This year — you’ve heard it time and again — has been unlike any other. Alongside an unprecedented virus, economic and labor disruptions, and various entrenched political battles, the nation has been having intense discussions about race. The staffing industry has been having these conversations, too — from tough talks behind closed boardroom doors to public forums on what it means for the industry to be inclusive.
We launched our Diversity and Inclusion in the Staffing Industry Survey in September to help the industry better understand where it stands on issues of race in the workplace.
We present these results with the goal of continuing the discussion. Does this data mirror your experience in the staffing industry? How might your own race, political beliefs, and experiences impact the way you view these issues? What can we, as an industry, do better?
Here are some of our most interesting findings.
Race impacts perceptions of diversity and inclusion
Over 40% of respondents of color surveyed say they’ve experienced racial discrimination in the staffing industry.
What’s more, nearly three-quarters of respondents of color agree that white candidates enjoy privileges that candidates of color do not, while a little under half of white candidates agree with the same statement.

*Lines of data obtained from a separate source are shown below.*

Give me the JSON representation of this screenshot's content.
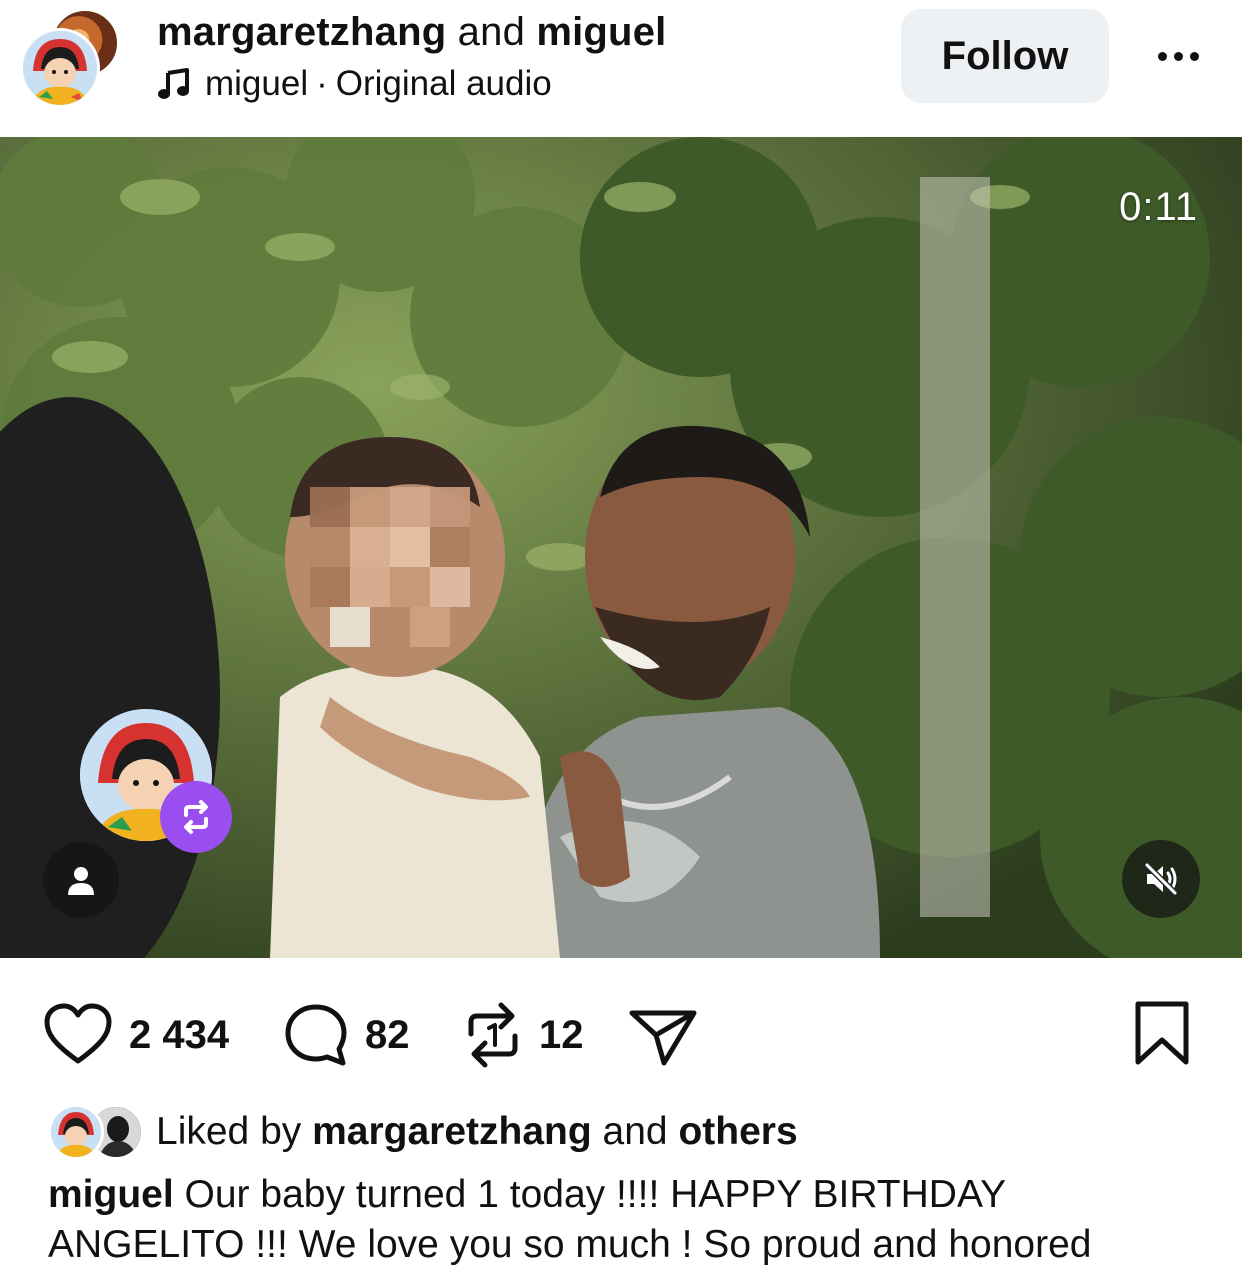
{
  "header": {
    "user1": "margaretzhang",
    "and_text": "and",
    "user2": "miguel",
    "audio_artist": "miguel",
    "audio_separator": "·",
    "audio_title": "Original audio",
    "follow_label": "Follow",
    "more_icon": "more-horizontal-icon"
  },
  "video": {
    "timer": "0:11",
    "muted": true
  },
  "actions": {
    "likes_count": "2 434",
    "comments_count": "82",
    "reposts_count": "12"
  },
  "liked_by": {
    "prefix": "Liked by",
    "user": "margaretzhang",
    "and_text": "and",
    "others": "others"
  },
  "caption": {
    "username": "miguel",
    "text": "Our baby turned 1 today !!!! HAPPY BIRTHDAY",
    "text_cont": "ANGELITO !!! We love you so much ! So proud and honored"
  },
  "colors": {
    "follow_bg": "#eef1f4",
    "repost_badge": "#9b4ef0",
    "text": "#111111"
  }
}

It’s worth noting that extensive research backs up the statement that white candidates enjoy privileges that candidates of color do not. For example, according to the Harvard Business Review, white applicants received, on average, 36% more callbacks than Black applicants and 24% more callbacks than Latino applicants with identical résumés.

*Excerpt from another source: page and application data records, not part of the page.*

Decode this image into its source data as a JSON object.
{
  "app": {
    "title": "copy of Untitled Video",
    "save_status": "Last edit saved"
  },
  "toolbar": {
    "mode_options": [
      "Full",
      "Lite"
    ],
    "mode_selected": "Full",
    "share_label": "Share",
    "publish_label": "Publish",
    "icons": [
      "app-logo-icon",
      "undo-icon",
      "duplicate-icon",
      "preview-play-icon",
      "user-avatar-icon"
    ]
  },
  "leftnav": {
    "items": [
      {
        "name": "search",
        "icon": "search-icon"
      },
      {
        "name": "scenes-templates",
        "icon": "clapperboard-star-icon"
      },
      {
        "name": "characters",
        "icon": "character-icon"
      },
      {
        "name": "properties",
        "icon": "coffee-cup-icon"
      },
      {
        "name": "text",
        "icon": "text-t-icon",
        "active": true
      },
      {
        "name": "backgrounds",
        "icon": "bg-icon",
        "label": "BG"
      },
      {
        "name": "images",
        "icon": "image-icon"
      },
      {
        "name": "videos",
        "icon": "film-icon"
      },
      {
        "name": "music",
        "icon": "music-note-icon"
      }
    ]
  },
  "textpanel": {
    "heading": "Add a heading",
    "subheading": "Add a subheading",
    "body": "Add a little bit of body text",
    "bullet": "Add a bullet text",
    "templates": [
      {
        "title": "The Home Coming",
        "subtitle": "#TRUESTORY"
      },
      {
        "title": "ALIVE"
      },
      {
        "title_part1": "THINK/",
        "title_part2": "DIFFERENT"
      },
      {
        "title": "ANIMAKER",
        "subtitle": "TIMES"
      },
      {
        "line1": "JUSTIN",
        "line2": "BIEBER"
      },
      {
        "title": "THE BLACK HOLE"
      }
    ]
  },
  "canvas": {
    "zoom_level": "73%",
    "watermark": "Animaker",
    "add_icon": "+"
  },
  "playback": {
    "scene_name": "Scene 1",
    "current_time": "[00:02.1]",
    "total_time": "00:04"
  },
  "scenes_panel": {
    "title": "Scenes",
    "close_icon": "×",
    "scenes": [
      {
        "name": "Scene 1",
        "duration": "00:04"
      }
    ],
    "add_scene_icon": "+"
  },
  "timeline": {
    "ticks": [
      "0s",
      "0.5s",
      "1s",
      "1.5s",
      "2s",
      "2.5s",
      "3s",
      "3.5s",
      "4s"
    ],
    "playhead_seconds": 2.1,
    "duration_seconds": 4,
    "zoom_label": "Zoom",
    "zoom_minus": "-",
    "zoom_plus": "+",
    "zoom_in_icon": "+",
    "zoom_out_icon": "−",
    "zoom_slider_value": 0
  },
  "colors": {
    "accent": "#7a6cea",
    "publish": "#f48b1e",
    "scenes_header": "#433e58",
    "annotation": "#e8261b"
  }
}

Taken together, these data points indicate that the industry might benefit from white colleagues paying closer attention to the experiences of colleagues of color. They may also indicate that white members of the staffing industry may be unaware of the depth of discrimination experienced by candidates and colleagues of color.
The industry is committed to diversity and inclusion
The majority of the industry agrees that their organization is dedicated to diversity and inclusiveness. When asked to share more about their answers, many respondents shared the concrete actions that they’re taking to move diversity and inclusion initiatives from talk to action.
Change is needed
The majority of respondents agreed that change is needed in the workforce to create racial equality. While we may differ on the strategies or what this might look like in practice, there’s a shared understanding that business as usual is not currently equitable for all.
Click here to download the entire Diversity and Inclusion in the Staffing Industry report.